February was extremely productive. We’re getting excited as most of the functionality in the game is now in place!
Our event system has been dramatically improved, and we are happy to say that it is now much easier to create events for the game. Brian J has been creating events as well as beginning the long process of integrating a compelling early game narrative with a series of tutorials.
We have been putting a great deal of effort into improving the usability of the game. Every time we take the game out to show we gather more information and use it to improve how the game plays. This month we were at two different OMSI events demoing the game to thousands of people. During these events we gather analytics, do a lot of observation, and try to interview people after they’ve played to gain insight on what is and isn’t working.
We also demoed the game at a fascinating talk by Dr. Adam Gazzaley of OHSU who is working on entertainment-quality games to be used for therapy. Their results are truly impressive.
Since last March, Dominic has been working to get the ship movement feeling right. It’s hard to overstate just how much effort has gone into this. We wanted to convey almost a sense of ballet to the flow of Newtonian space combat, and we are extremely happy with the result. These animations don’t do it justice.
We also worked on improving the input system for the game, although we’re not entirely there yet.
Thanks to Brian D we have our own font that fits in with the vector art style. It turns out that making a proper font takes a couple of weeks.
Brian D also did a lot of character art, a shiny new grid, starmap concepts, and worked on adding destructibility to all the ships. To that end, we’ve been experimenting with how to convey ships taking damage. We like the idea of the ships reflecting the damage they are taking by having large pieces blow off and drift away. And once a ship is disabled, have it slowly drift out of control. The early results are promising and we’ll continue to refine them until we feel great about the effect.
The political system is fully implemented, and Brian J now has the fun task of adding all of the interesting political powers in the game – for example giving the XO the power to threaten ships to force their compliance, the Negotiator the ability to soothe stressed out crew with Hypertherapy, and the Propagandist the art of character assassination to discredit enemies.
And as sometimes happens, we encountered a fairly substantial bug in the game that was causing it to completely lock up. This forced us to divert some time running the bug down. It turns out that something we are doing in the game is triggering a bug in Unity3D itself! Fortunately, a beta version of Unity3D fixes the issue. Unfortunately, the beta version has entirely different bugs, so right now it feels a bit of two steps forward, one step back. It is hard to say if this issue will delay alpha, but we are hopeful that when Unity3D 5.4 exits beta in mid-March the bugs will be fixed and we will be able to proceed on schedule. Unity has been great so far so this may not impact alpha. It may result in a short delay of a couple of weeks. We will keep you posted. (We may also decide to work a bit longer on some features, too!)

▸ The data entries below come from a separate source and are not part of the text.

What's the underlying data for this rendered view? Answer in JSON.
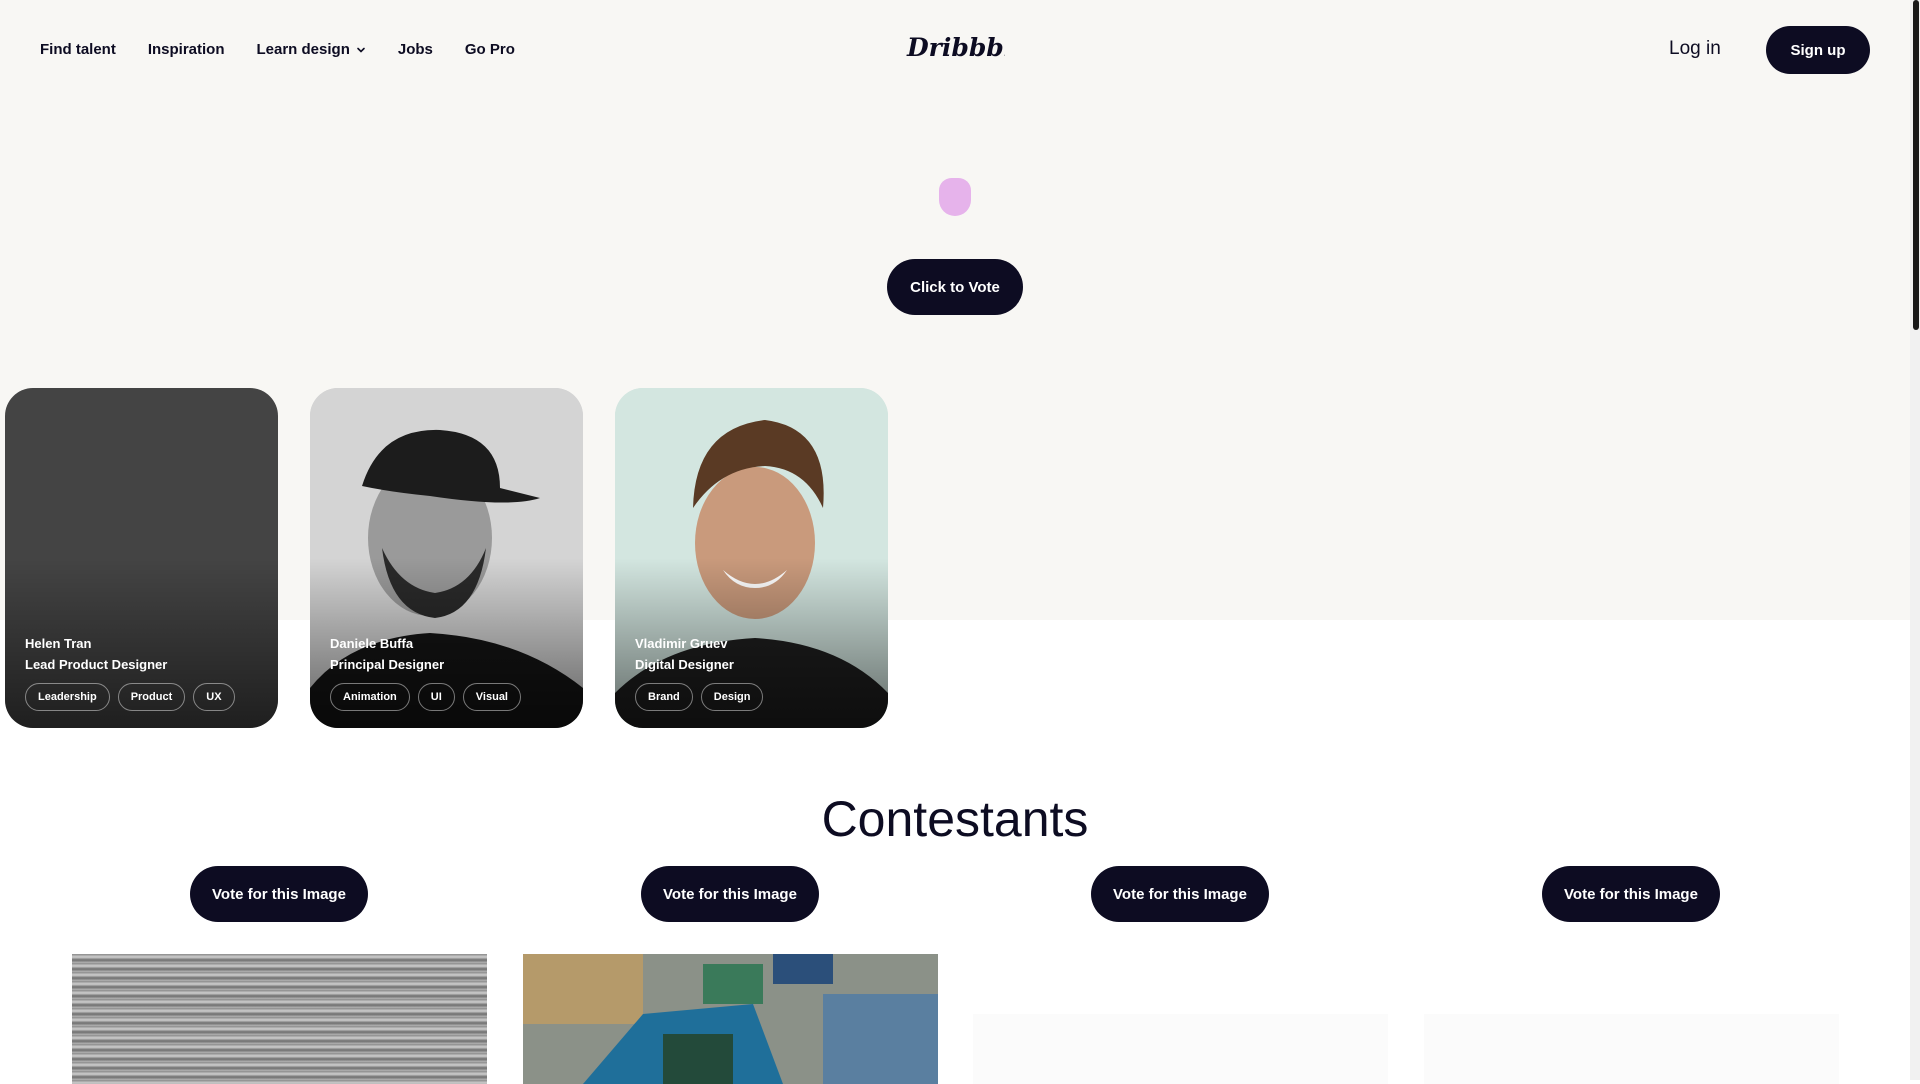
{
  "nav": {
    "links": [
      "Find talent",
      "Inspiration",
      "Learn design",
      "Jobs",
      "Go Pro"
    ],
    "logo_text": "Dribbble",
    "login": "Log in",
    "signup": "Sign up"
  },
  "hero": {
    "vote_label": "Click to Vote"
  },
  "cards": [
    {
      "name": "Helen Tran",
      "role": "Lead Product Designer",
      "tags": [
        "Leadership",
        "Product",
        "UX"
      ]
    },
    {
      "name": "Daniele Buffa",
      "role": "Principal Designer",
      "tags": [
        "Animation",
        "UI",
        "Visual"
      ]
    },
    {
      "name": "Vladimir Gruev",
      "role": "Digital Designer",
      "tags": [
        "Brand",
        "Design"
      ]
    }
  ],
  "contestants": {
    "title": "Contestants",
    "vote_buttons": [
      "Vote for this Image",
      "Vote for this Image",
      "Vote for this Image",
      "Vote for this Image"
    ]
  },
  "colors": {
    "brand_dark": "#0d0c22",
    "hero_bg": "#f8f7f4",
    "blob": "#e6b3eb"
  },
  "icons": {
    "chevron": "chevron-down-icon",
    "logo": "dribbble-logo"
  }
}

But the very good news is that at this point in development we are now feeling like all of the technically risky elements of the game are behind us! From here on out we are implementing things that definitely take time but are quite easy — the starmap, creating content, and things like that. We’ll also continue to refine the experience and user interface past beta.